The environment in which we engage in bowel movements holds a significant influence. When it comes to passing motions, the surroundings should be pleasant, hygienic, and comfortable, and emanate a pleasing fragrance to enhance the natural urge. Conversely, an unfavorable environment can dampen the urge to eliminate. Embracing the Indian squatting position proves to be the ideal stance as it aligns the colon and rectum, facilitating the smooth movement of solid waste. To adopt this position even with western-style toilets, the utilization of squatting tables can provide assistance and aid in maintaining proper alignment.
Consistency of stools and its relationship with the health –
The consistency of our stools serves as a reflection of our digestive processes. Well-formed, soft stools signify proper digestion, while semi-solid, loose, or unformed stools indicate digestive issues. If the stools appear slimy, sticky, and emit a foul odor, it suggests indigestion or weakened digestive capacity, leading to the formation of aam (undigested food material). Conversely, very hard stools are indicative of impaired digestion, excessive vata accumulation, and a lack of moisture and lubrication in the diet. Another revealing test is the floating test. Stools that float on the water’s surface are a sign of healthy digestion and are referred to as Niraam mala, indicating the absence of aam. On the other hand, stools that sink in the water indicate the presence of aam, known as saam mala. Aam refers to the undigested part of food, characterized by its slimy nature. It acts as a toxin within the body and can contribute to various health issues.
Vega Dharan or manipulating the urge of stool –

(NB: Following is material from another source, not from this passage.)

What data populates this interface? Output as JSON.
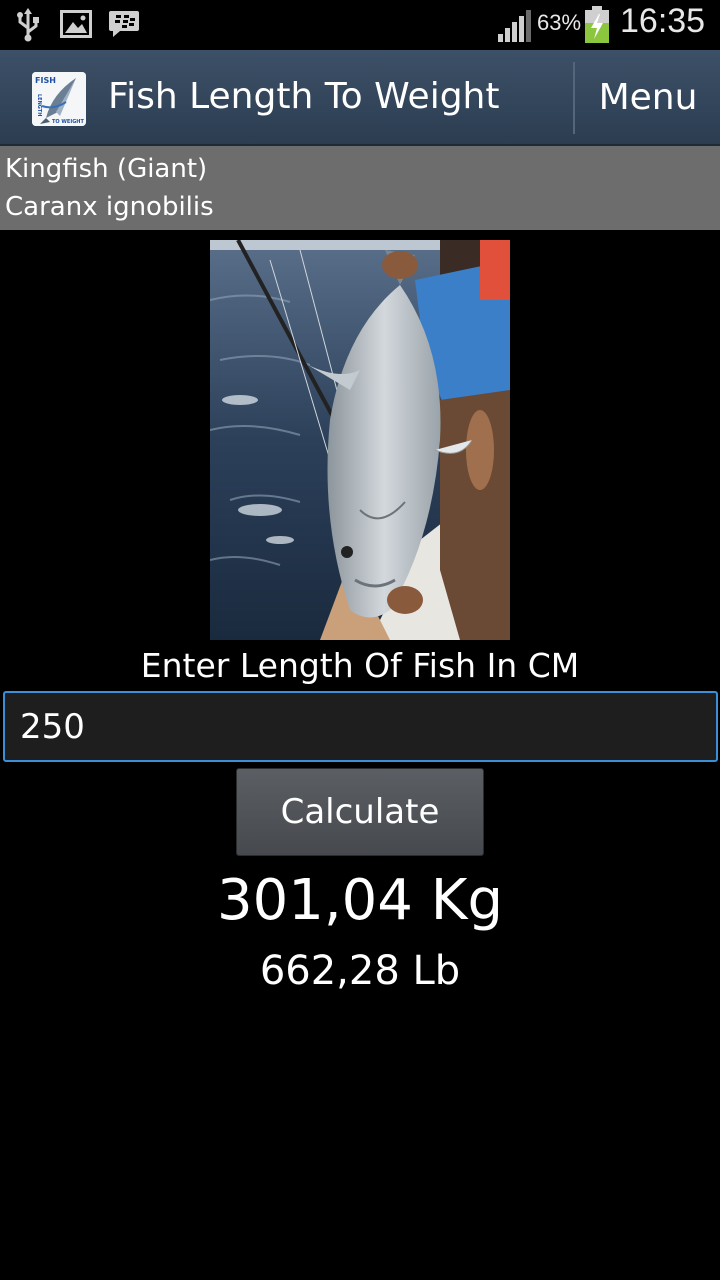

Within our beings, initiating any urge falls under the influence of Vata dosha. Disturbing the balance of Vata through actions like resisting the urge to pass stools or forcefully inducing it can create turbulence within. When an imbalance in doshas occurs, especially in Vata, it exerts a profound impact on the entire body, giving rise to a spectrum of health concerns. These include muscle cramps, a runny nose, headaches, body aches, fatigue, constipation, bloating, and even more severe conditions such as anorectal pain, chest tightness, cardiac discomfort, and cardiac disorders.
Factors affecting motions –
The following factors affect bowel movement which in turn becomes the root cause of various ailments and disorders mentioned in the previous paragraph.
- Inadequate food intake
- Weakened digestive fire
- Untimely meals
- Not following dietary rules
- Frequent or overeating
- Excess dry food without lubrication or moisture
- Lack of roughage
- Incompatible food combinations
- Improper food habits
- Untimely bowel habits
- Holding or forceful initiation of natural urge
Ideal Charya one should follow for better bowel health –
Following the below-mentioned Charya for passing stools can reap great benefits for the body and mind.
- Follow dietary rules as per Ayurveda
- Have timely meals with respect to hunger
- Avoid late dinners
- Avoid frequent munching and overeating
- Include adequate oil, ghee, roughage, and water in your meals
- Include freshly cooked, warm food
- Eat with all your senses, mind, and attention toward food
- Walk for 100 steps post meals, but do not indulge in strenuous exercise
- Consume 1/3rd portion of liquids/water in your meals
- Practice oil application on the navel at bedtime
- Practice early morning bowel training
- Attend the urge with a pleasant mind, and clean, favorable surroundings
- Maintain the squatting position
- Maintain hygiene and cleanliness after the act
- Practice washing hands, and feet, and gargling after a bowel movement.
As we conclude this exploration into the profound realm of Mala Pravartan, we have uncovered the intricate connections between our bodily functions, Ayurvedic principles, and overall well-being. By understanding the factors that affect our bowel movements and embracing an ideal Charya, we can cultivate a harmonious relationship with our bodies and experience the transformative power of honoring even the most ordinary aspects of our daily lives. May this wisdom guide us toward optimal health, vitality, and a profound connection to the rhythms of our being.